Miami-Dade’s Emil Van Lugo: High Standards In Cars, Low Standards In Gasoline
September 29, 2016 (Fault Lines) — Some cops drive it like they stole it, but Emil Van Lugo stole it to drive it. No, he didn’t steal the car. He stole the gas to drive his luxury high-performance cars. Convicted this week, former Miami-Dade Police Sergeant Emil Van Lugo now faces up to five years in prison for several counts of theft and a felony organized scheme to defraud the county after Lugo stole county gasoline to fuel his personal vehicle. Sentencing will take place later this year.
As a police officer, Lugo had access to the county fuel pumps. Officers routinely use county owned fuel stations to gas up their patrol vehicles. Nothing wrong with that. Officers drive continuously throughout their workday and use quite a bit of fuel. But that’s also why, in larger jurisdictions, officers generally have access to more than one fuel station. Plus they are usually required to keep their cars fueled because you never know what might happen.
After an anonymous tip, internal affairs investigators began surveillance over Lugo’s fueling activities. He often made weekly trips to the county fuel station. Of course he was fueling his patrol car. But he made these trips on his days off. And to a remote county fueling station – not one normally used by officers but rather one routinely used by drivers from the county’s trash department. More interestingly, Lugo would arrive with large spare gas cans. You know the ones you keep in the garage to fill your lawnmower. Lugo would fill two large cans and then fuel up his patrol car.
Curiously, Lugo would carry the gas cans home and place them in his garage. Later, he would claim these extra gas cans were used to “top off” the patrol car during the week. But investigators secretly filmed Lugo filling up his wife’s metallic black custom-designed BMW Four Series with the red gas cans.
Speaking after the verdict, Miami-Dade State Attorney Katherine Fernandez Rundle said:
Sadly, Sgt. Van Lugo cared more about cheating the county out of a few dollars to fuel his stable of cars than he did about his oath to uphold the law.
Lugo and his attorney, David Edelstein, have long contended he only used the gas for his patrol car. You see, the confusion came about because he kept similar gas cans inside his garage to fuel his Ferraris and occasionally his wife’s BMW. Yes, Ferraris, plural. As a car enthusiast, Lugo owned three Ferraris at the time. Because of his love for cars, especially the high-end performance cars, Lugo reiterated he would never use that low-grade county gas in his personal vehicles:
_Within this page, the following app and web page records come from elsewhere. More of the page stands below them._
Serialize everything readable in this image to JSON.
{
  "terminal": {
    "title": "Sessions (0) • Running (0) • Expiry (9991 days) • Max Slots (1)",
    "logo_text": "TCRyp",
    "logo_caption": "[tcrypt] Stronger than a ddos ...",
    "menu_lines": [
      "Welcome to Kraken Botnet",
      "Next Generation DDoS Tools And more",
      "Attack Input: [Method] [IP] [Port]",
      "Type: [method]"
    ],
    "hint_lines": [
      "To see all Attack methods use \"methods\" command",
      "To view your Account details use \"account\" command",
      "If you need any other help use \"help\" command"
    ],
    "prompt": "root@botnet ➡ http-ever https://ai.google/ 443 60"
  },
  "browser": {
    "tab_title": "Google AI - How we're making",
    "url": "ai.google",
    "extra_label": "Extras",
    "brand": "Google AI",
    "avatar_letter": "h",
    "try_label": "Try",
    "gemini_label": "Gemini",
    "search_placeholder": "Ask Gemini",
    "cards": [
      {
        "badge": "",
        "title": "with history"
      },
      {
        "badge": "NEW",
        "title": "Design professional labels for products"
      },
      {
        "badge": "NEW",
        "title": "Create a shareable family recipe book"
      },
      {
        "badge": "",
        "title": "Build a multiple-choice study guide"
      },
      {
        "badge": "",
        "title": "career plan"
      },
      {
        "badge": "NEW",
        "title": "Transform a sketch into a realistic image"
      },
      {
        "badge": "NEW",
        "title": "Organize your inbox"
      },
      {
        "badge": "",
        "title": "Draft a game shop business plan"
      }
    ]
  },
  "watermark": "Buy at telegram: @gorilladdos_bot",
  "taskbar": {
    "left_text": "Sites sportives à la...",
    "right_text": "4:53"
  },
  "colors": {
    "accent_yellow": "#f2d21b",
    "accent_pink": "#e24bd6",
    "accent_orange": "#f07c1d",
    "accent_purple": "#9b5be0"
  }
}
If anyone knows anything about cars, you can only use premium gas. This is a high-performance vehicle. I’m going to ruin it if I use that kind of gasoline.
And while Lugo’s theory might have made for a good defense, it seems he didn’t count on at least part of the state’s case:
The state says records show Lugo got gas at the remote station on 50 consecutive weekends, while fueling up his cruiser during the week at the county location.
“This was planned. This was well thought out. This was a police officer methodically covering his tracks,” Livanos [the state prosecutor] said. “He’s out there (at the county fuel site) like clockwork, weekend after weekend after weekend.”
Gassing up the patrol car and two extra fuel containers on the weekends while off-duty and at a remote county fuel station, yet, also fueling the patrol car during the week. That’s a lot of gas. If the purpose of the extra cans was to “top off” the patrol car, why refuel it during the week also? Maybe he just drives a lot and uses a lot of gas. Patrolling the streets does take a lot of fuel. Why not use the gas cans during the week also. You know, avoid another trip to the station to top off the ol’ cruiser.
Well, it seems the prosecutors had yet another key piece of evidence:
Neither Lugo nor his wife used their credit cards to purchase gasoline until after he was arrested and suspended last year.
Oops. Never purchased personal gas? What about for the separate gas cans that contained the high performance fuel for personal use? Oh, maybe he just paid cash for that gas.
The defense claims they could prevail on an appeal as the judge refused to allow a Ferrari mechanic’s testimony about the fueling habits of car enthusiasts. It’s not clear what the mechanic would say about car enthusiasts in general, but it seems this car enthusiast cop didn’t necessarily share the same high standards.